“Through superstition, you always want to feel you’re within the film and within the character. You never want to see him go until the movie’s over,” he said. For instance, if a scene required Ledger to be upset or angry, he’d work himself up so much that he actually felt that emotion. Then, when the filming was over, he’d go home with those emotions still swelling inside him. “It’s a small process of shutting it down and realizing I’m controlling it and I can cut it off. That’s what happens on a grand scale, too. If the whole story represents a lonely, desolate tragic story, then you somewhat carry that around with you.”
It’s easy to imagine it was an especially harrowing experience for Ledger, whose character in Brokeback was the most repressed. Since Del Mar doesn’t say much, Ledger had to portray the character’s emotions physically-which meant restraining all his movements and tightening his lips so that even a handshake came out seeming labored. He wanted Del Mar to be a clenched fist, Ledger has said, and that meant his mouth became clenched, too.
It wasn’t easy, but Ledger felt it was necessary. “When you’re in your trailer and you step out with your cowboy boots and your hat, from that moment on you’re wanting to remind yourself of the story you’re telling,” he said. “It was definitely challenging and torturous at times, and certainly lonely.”
But it can’t have been lonely all the time. After all, while filming Brokeback Mountain, Ledger was falling in love with his onscreen wife Michelle Williams, who has since given birth to their daughter, Matilda Rose. Ledger, born in Perth, Australia, is now living with his family in New York, and planning to spend next year in Europe-all direct results from his experience with Brokeback.
“The level of synchronicity that’s in my life today because of Brokeback Mountain is astounding,” he said.
As for what comes next, Brokeback will usher in a new era of interesting parts for Ledger-not that he regrets any of his previous films (though he admits some were better than others). He also admits a good portion of his films have been period pieces, a fact that’s mostly unintentional.
“You’d have to ask my agent why,” he joked. “I’m getting quite sick of riding horses.”
In reality, he says most of the interesting scripts he’s gotten are for period pieces. The interesting contemporary roles are mostly reserved for actors around the age Ledger is now becoming (he’ll be 27 in April). In which case, it seems he did Brokeback just in the nick of time.

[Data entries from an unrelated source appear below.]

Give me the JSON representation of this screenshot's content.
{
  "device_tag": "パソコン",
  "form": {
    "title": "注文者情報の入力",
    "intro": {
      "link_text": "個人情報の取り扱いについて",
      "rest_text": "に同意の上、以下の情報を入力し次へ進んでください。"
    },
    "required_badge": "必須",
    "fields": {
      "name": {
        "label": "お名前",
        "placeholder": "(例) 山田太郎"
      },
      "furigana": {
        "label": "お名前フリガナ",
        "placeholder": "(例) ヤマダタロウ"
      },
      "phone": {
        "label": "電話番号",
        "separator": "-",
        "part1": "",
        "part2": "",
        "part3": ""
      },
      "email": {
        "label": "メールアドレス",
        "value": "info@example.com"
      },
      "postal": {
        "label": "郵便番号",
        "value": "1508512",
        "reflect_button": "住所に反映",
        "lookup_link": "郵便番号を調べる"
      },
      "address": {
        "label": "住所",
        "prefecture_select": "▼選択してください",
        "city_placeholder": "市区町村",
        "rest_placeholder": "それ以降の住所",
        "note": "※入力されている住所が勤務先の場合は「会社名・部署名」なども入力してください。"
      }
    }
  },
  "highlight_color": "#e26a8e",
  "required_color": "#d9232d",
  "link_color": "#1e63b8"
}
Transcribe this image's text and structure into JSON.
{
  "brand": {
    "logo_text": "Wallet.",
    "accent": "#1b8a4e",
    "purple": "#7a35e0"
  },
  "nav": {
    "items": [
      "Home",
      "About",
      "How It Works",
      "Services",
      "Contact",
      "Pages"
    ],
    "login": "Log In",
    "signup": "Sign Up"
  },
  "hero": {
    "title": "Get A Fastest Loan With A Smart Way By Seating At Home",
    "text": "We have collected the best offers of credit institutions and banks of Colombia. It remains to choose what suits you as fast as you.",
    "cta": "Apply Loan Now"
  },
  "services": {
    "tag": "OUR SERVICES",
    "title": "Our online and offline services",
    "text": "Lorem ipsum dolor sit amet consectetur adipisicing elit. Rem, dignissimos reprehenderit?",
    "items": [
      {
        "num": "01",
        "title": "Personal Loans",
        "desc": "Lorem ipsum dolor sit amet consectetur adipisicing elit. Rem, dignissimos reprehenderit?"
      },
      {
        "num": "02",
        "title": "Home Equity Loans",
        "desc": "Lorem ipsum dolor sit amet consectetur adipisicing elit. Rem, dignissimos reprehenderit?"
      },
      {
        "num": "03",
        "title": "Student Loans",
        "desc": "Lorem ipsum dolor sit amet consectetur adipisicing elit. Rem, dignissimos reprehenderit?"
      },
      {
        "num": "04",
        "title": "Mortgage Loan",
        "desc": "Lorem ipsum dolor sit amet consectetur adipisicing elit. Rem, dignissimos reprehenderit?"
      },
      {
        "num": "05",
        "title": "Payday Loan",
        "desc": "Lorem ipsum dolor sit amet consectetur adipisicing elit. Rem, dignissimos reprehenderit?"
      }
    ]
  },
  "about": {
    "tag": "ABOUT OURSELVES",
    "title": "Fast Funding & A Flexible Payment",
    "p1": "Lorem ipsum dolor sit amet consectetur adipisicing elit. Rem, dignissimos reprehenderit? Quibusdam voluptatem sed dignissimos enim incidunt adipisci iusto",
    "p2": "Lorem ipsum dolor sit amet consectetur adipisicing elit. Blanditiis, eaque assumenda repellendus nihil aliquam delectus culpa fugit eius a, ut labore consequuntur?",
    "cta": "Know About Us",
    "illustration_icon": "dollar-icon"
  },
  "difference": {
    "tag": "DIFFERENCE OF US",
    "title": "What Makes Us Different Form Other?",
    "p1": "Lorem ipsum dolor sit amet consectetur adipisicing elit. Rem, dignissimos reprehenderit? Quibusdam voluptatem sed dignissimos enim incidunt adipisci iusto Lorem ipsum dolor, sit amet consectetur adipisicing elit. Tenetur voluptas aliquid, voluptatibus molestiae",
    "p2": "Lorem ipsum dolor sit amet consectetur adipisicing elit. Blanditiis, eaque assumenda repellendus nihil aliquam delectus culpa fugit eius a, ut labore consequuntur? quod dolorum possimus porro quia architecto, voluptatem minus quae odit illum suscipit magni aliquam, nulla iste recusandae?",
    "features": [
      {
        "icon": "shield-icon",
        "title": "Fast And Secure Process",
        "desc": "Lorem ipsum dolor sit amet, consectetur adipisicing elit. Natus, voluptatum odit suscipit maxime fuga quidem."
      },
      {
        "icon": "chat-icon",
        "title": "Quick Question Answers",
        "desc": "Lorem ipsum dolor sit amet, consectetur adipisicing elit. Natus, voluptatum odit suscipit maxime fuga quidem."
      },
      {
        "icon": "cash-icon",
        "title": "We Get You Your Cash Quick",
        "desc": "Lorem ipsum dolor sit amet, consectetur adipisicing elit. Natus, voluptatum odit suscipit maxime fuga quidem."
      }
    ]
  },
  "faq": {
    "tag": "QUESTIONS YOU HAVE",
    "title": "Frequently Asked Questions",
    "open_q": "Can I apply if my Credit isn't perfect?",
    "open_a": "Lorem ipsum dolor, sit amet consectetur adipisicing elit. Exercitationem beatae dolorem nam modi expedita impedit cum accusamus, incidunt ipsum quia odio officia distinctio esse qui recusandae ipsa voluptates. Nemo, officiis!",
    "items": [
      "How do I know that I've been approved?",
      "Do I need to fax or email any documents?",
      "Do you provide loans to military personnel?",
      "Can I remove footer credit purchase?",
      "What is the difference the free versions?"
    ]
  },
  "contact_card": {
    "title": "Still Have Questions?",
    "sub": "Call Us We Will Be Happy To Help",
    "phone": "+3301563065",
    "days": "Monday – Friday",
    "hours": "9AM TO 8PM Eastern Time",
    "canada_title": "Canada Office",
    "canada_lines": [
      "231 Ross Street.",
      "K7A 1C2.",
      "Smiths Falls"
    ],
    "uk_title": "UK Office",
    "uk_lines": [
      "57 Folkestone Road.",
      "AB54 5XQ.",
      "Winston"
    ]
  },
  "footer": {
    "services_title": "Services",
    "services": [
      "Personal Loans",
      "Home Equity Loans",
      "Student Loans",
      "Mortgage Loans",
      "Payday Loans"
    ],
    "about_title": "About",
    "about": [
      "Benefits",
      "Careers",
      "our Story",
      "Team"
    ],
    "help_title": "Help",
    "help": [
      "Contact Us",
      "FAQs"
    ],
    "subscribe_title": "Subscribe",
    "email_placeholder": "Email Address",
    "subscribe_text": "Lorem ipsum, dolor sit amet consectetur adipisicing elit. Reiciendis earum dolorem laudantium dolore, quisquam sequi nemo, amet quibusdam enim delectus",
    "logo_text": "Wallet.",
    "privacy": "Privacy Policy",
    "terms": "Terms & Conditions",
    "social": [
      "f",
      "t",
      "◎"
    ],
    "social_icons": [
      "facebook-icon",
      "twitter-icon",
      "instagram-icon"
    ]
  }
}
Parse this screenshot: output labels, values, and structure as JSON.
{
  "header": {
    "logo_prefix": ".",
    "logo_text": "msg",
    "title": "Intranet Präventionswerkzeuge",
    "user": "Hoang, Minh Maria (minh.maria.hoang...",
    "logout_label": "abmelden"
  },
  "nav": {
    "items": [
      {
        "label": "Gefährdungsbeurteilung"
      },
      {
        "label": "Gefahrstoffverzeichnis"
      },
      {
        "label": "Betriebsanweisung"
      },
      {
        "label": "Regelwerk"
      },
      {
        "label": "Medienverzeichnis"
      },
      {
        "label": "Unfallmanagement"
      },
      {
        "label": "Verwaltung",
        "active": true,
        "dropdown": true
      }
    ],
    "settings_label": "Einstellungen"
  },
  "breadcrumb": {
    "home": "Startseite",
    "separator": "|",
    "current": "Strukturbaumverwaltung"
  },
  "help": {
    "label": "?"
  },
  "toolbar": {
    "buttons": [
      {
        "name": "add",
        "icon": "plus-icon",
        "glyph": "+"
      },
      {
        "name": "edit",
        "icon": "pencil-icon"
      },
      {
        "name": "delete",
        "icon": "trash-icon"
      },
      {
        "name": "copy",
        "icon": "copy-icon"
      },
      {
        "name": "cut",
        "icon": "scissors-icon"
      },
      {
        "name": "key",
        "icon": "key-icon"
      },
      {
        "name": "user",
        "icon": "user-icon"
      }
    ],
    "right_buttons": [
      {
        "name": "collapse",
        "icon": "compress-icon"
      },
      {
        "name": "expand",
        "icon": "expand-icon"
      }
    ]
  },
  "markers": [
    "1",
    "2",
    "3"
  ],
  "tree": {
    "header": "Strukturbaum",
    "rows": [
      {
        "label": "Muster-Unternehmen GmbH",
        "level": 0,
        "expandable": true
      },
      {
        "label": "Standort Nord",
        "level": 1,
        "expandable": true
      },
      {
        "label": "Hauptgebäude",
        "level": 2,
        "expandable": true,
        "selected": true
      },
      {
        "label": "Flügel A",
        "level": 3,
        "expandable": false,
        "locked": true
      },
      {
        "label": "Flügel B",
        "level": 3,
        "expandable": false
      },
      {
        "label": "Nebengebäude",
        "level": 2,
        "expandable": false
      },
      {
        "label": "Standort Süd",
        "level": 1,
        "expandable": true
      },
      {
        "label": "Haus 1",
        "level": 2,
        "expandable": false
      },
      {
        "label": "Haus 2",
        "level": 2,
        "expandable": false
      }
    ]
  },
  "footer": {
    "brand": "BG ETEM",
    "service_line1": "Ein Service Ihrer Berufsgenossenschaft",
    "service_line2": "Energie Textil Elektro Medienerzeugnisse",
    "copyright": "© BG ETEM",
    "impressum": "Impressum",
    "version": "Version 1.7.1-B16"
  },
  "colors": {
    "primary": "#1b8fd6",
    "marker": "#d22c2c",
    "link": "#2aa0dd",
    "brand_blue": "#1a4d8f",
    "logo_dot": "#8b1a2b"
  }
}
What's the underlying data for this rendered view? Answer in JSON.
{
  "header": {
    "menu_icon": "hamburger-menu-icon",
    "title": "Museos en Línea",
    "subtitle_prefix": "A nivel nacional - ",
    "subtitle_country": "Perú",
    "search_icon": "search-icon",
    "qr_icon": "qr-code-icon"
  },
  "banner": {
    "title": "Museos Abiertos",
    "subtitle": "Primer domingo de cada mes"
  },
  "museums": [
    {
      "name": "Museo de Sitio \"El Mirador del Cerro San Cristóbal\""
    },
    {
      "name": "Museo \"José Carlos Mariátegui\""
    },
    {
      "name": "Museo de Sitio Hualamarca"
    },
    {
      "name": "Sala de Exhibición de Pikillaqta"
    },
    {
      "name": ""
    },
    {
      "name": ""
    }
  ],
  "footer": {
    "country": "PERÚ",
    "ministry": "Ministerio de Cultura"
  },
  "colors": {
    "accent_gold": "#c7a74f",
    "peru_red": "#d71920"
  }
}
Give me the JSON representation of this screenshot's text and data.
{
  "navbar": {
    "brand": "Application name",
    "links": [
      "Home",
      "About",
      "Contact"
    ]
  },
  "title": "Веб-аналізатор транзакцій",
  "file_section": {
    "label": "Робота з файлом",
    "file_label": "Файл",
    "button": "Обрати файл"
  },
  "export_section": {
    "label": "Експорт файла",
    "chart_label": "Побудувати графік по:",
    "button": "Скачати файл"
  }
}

There’s no need to worry Ledger will get caught up in his own hype, though. The easygoing Aussie is more an actor than a celebrity, and would just as soon stay home than go to a star-studded bash. In fact, in the midst of Brokeback mania, he sounded surprisingly calm on the phone last week, even though he’d stayed up most of the night with the baby. “It’s a beautiful distraction from all this,” he said.